» **Work required**
Please show every line in the entries below that includes the word "title".

» **Web page and app entries**
■ ■ ■ ■ ■ ■ ■

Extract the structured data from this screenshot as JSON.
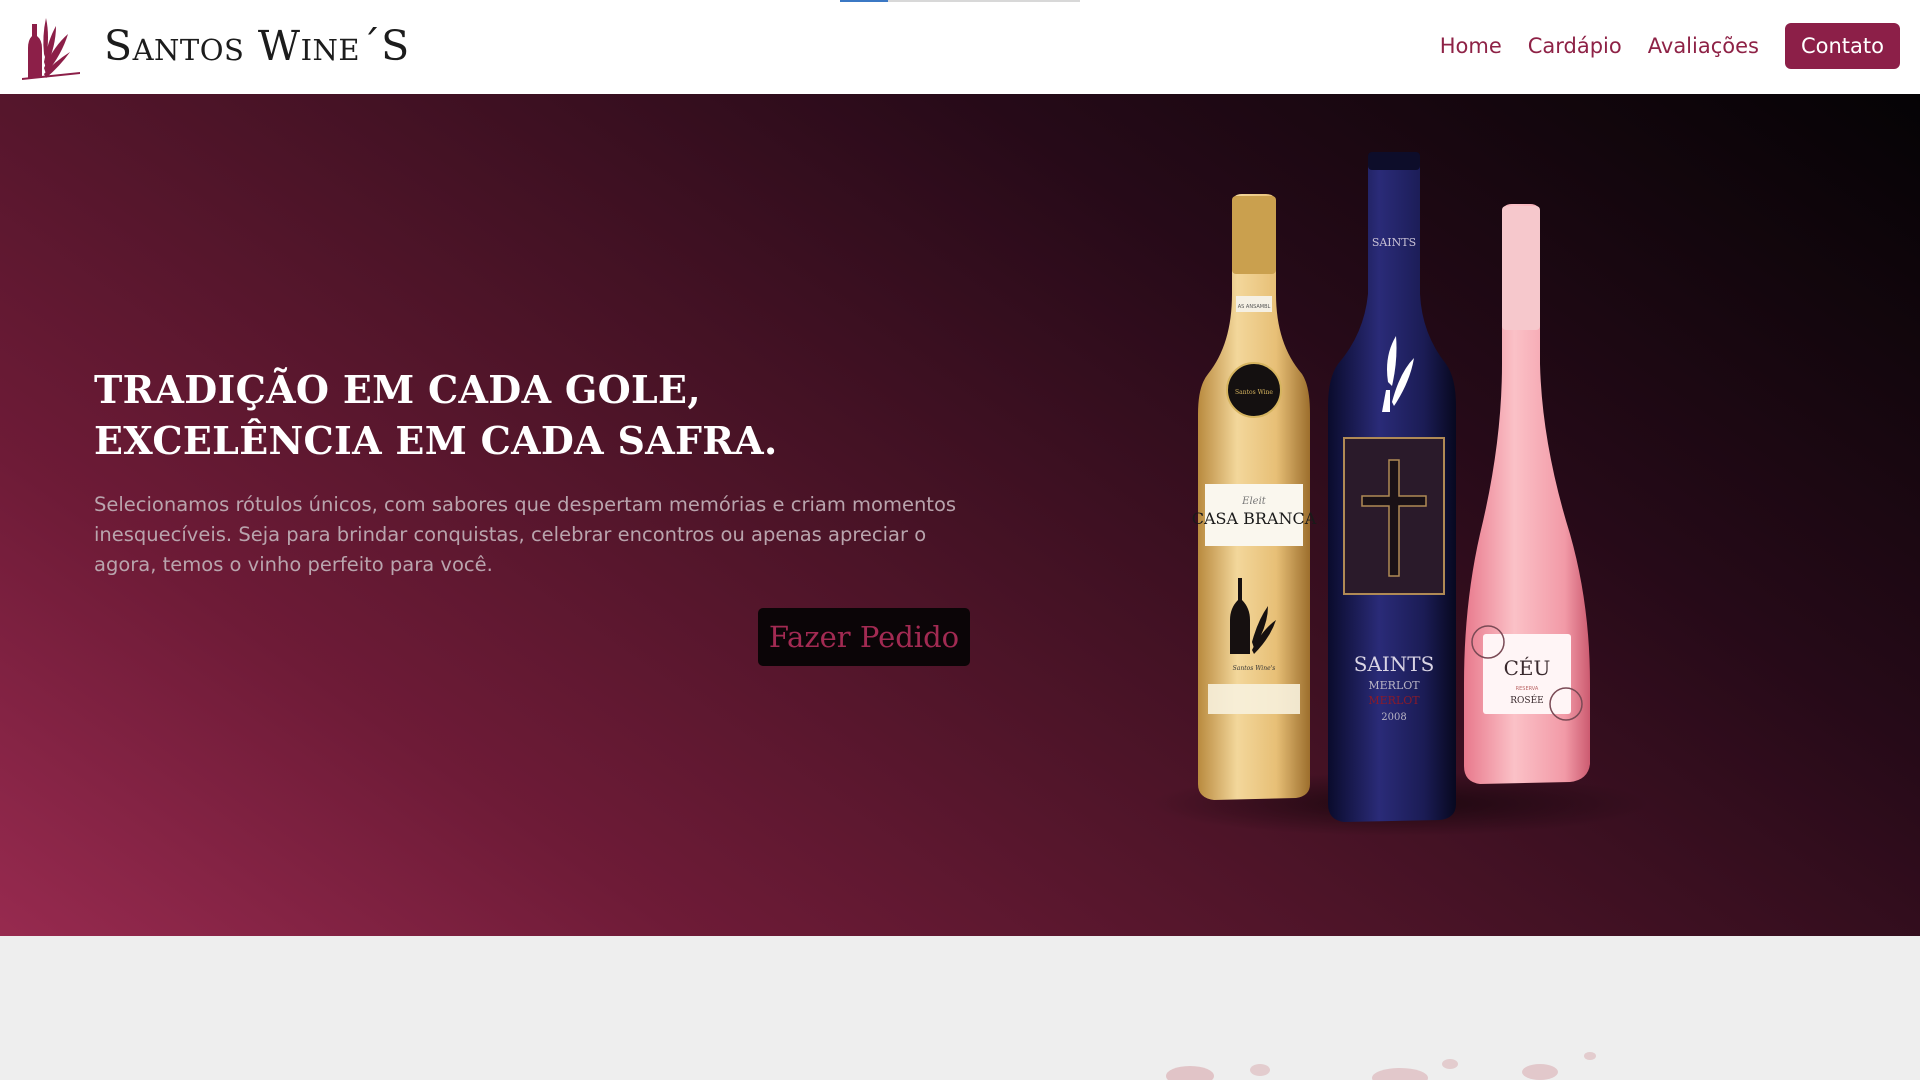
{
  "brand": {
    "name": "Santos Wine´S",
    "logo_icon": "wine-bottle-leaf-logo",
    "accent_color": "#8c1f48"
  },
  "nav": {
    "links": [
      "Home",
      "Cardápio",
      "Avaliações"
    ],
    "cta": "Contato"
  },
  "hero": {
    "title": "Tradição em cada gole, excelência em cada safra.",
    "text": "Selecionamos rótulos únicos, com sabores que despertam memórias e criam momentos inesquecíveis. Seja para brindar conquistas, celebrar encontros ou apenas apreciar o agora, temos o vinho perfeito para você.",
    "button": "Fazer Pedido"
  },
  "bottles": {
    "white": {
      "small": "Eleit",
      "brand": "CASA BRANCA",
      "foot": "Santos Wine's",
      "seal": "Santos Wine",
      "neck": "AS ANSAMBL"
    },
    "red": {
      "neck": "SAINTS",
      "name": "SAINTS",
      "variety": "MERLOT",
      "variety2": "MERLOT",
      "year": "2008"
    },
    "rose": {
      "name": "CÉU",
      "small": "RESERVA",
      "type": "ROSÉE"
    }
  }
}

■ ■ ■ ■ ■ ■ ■

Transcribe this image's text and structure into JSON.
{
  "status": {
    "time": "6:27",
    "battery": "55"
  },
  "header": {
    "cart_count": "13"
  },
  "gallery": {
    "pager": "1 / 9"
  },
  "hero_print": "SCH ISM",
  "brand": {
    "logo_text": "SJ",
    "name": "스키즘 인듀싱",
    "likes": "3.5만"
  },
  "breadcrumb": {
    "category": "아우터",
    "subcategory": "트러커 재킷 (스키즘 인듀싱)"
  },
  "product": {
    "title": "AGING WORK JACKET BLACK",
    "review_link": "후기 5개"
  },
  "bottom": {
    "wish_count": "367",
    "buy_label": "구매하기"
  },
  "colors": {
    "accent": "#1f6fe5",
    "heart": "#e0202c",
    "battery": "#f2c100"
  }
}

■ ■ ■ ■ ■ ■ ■

» **Response**
    "title": "Tradição em cada gole, excelência em cada safra.",
    "title": "AGING WORK JACKET BLACK",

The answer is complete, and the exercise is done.